# What to do
Line by line, copy the listing below exactly.

# Input material
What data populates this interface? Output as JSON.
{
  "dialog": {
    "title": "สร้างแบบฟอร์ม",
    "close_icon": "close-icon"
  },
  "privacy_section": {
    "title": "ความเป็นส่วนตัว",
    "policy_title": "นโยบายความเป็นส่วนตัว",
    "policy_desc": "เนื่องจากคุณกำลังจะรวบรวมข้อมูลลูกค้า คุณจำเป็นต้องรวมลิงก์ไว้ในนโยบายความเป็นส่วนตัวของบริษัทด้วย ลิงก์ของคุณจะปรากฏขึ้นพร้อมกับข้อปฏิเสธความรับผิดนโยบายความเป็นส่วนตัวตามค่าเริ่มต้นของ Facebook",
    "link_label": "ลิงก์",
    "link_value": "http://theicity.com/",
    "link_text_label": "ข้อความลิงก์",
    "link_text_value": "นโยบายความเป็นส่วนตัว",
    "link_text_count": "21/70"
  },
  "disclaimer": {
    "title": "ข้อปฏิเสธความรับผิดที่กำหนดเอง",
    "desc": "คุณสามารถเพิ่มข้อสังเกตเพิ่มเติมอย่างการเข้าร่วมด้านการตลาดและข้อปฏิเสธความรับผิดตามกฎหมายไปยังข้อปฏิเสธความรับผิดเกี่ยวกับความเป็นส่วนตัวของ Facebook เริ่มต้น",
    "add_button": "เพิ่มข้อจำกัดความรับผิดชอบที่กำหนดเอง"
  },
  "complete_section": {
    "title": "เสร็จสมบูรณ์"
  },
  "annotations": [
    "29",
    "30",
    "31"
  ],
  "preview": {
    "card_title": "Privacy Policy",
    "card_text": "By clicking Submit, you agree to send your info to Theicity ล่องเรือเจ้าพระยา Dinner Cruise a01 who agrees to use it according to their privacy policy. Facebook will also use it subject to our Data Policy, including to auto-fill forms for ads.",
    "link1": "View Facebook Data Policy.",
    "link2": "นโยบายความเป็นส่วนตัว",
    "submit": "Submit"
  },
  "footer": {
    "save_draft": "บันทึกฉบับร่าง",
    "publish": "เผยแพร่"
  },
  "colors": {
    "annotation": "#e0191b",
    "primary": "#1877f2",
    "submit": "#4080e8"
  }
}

# Response
What data populates this interface? Output as JSON.
{
  "dialog": {
    "title": "สร้างแบบฟอร์ม",
    "close_icon": "close-icon"
  },
  "privacy_section": {
    "title": "ความเป็นส่วนตัว",
    "policy_title": "นโยบายความเป็นส่วนตัว",
    "policy_desc": "เนื่องจากคุณกำลังจะรวบรวมข้อมูลลูกค้า คุณจำเป็นต้องรวมลิงก์ไว้ในนโยบายความเป็นส่วนตัวของบริษัทด้วย ลิงก์ของคุณจะปรากฏขึ้นพร้อมกับข้อปฏิเสธความรับผิดนโยบายความเป็นส่วนตัวตามค่าเริ่มต้นของ Facebook",
    "link_label": "ลิงก์",
    "link_value": "http://theicity.com/",
    "link_text_label": "ข้อความลิงก์",
    "link_text_value": "นโยบายความเป็นส่วนตัว",
    "link_text_count": "21/70"
  },
  "disclaimer": {
    "title": "ข้อปฏิเสธความรับผิดที่กำหนดเอง",
    "desc": "คุณสามารถเพิ่มข้อสังเกตเพิ่มเติมอย่างการเข้าร่วมด้านการตลาดและข้อปฏิเสธความรับผิดตามกฎหมายไปยังข้อปฏิเสธความรับผิดเกี่ยวกับความเป็นส่วนตัวของ Facebook เริ่มต้น",
    "add_button": "เพิ่มข้อจำกัดความรับผิดชอบที่กำหนดเอง"
  },
  "complete_section": {
    "title": "เสร็จสมบูรณ์"
  },
  "annotations": [
    "29",
    "30",
    "31"
  ],
  "preview": {
    "card_title": "Privacy Policy",
    "card_text": "By clicking Submit, you agree to send your info to Theicity ล่องเรือเจ้าพระยา Dinner Cruise a01 who agrees to use it according to their privacy policy. Facebook will also use it subject to our Data Policy, including to auto-fill forms for ads.",
    "link1": "View Facebook Data Policy.",
    "link2": "นโยบายความเป็นส่วนตัว",
    "submit": "Submit"
  },
  "footer": {
    "save_draft": "บันทึกฉบับร่าง",
    "publish": "เผยแพร่"
  },
  "colors": {
    "annotation": "#e0191b",
    "primary": "#1877f2",
    "submit": "#4080e8"
  }
}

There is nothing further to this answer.